**REQUIRED WORK**
Each entry must be output once more without any change.

[Data records]
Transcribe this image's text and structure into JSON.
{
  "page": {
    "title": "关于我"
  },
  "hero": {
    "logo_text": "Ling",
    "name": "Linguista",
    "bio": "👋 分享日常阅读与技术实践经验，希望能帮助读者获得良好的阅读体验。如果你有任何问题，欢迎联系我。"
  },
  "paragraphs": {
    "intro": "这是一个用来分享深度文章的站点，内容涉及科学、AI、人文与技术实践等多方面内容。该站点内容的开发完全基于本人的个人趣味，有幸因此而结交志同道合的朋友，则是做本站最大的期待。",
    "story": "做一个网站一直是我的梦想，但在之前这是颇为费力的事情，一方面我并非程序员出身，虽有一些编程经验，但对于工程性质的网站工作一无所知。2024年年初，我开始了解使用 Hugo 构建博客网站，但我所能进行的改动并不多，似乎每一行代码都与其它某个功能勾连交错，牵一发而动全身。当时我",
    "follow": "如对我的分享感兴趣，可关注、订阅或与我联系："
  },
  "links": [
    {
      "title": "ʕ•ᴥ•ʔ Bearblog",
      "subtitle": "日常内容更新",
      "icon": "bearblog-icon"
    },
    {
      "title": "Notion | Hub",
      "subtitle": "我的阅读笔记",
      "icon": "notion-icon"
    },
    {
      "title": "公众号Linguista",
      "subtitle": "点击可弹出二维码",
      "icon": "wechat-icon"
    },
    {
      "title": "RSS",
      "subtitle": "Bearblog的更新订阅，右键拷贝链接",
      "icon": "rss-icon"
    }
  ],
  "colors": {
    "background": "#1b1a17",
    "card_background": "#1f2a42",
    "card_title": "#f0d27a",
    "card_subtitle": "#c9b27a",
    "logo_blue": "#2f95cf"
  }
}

**SOLVED PROBLEM**
Transcribe this image's text and structure into JSON.
{
  "page": {
    "title": "关于我"
  },
  "hero": {
    "logo_text": "Ling",
    "name": "Linguista",
    "bio": "👋 分享日常阅读与技术实践经验，希望能帮助读者获得良好的阅读体验。如果你有任何问题，欢迎联系我。"
  },
  "paragraphs": {
    "intro": "这是一个用来分享深度文章的站点，内容涉及科学、AI、人文与技术实践等多方面内容。该站点内容的开发完全基于本人的个人趣味，有幸因此而结交志同道合的朋友，则是做本站最大的期待。",
    "story": "做一个网站一直是我的梦想，但在之前这是颇为费力的事情，一方面我并非程序员出身，虽有一些编程经验，但对于工程性质的网站工作一无所知。2024年年初，我开始了解使用 Hugo 构建博客网站，但我所能进行的改动并不多，似乎每一行代码都与其它某个功能勾连交错，牵一发而动全身。当时我",
    "follow": "如对我的分享感兴趣，可关注、订阅或与我联系："
  },
  "links": [
    {
      "title": "ʕ•ᴥ•ʔ Bearblog",
      "subtitle": "日常内容更新",
      "icon": "bearblog-icon"
    },
    {
      "title": "Notion | Hub",
      "subtitle": "我的阅读笔记",
      "icon": "notion-icon"
    },
    {
      "title": "公众号Linguista",
      "subtitle": "点击可弹出二维码",
      "icon": "wechat-icon"
    },
    {
      "title": "RSS",
      "subtitle": "Bearblog的更新订阅，右键拷贝链接",
      "icon": "rss-icon"
    }
  ],
  "colors": {
    "background": "#1b1a17",
    "card_background": "#1f2a42",
    "card_title": "#f0d27a",
    "card_subtitle": "#c9b27a",
    "logo_blue": "#2f95cf"
  }
}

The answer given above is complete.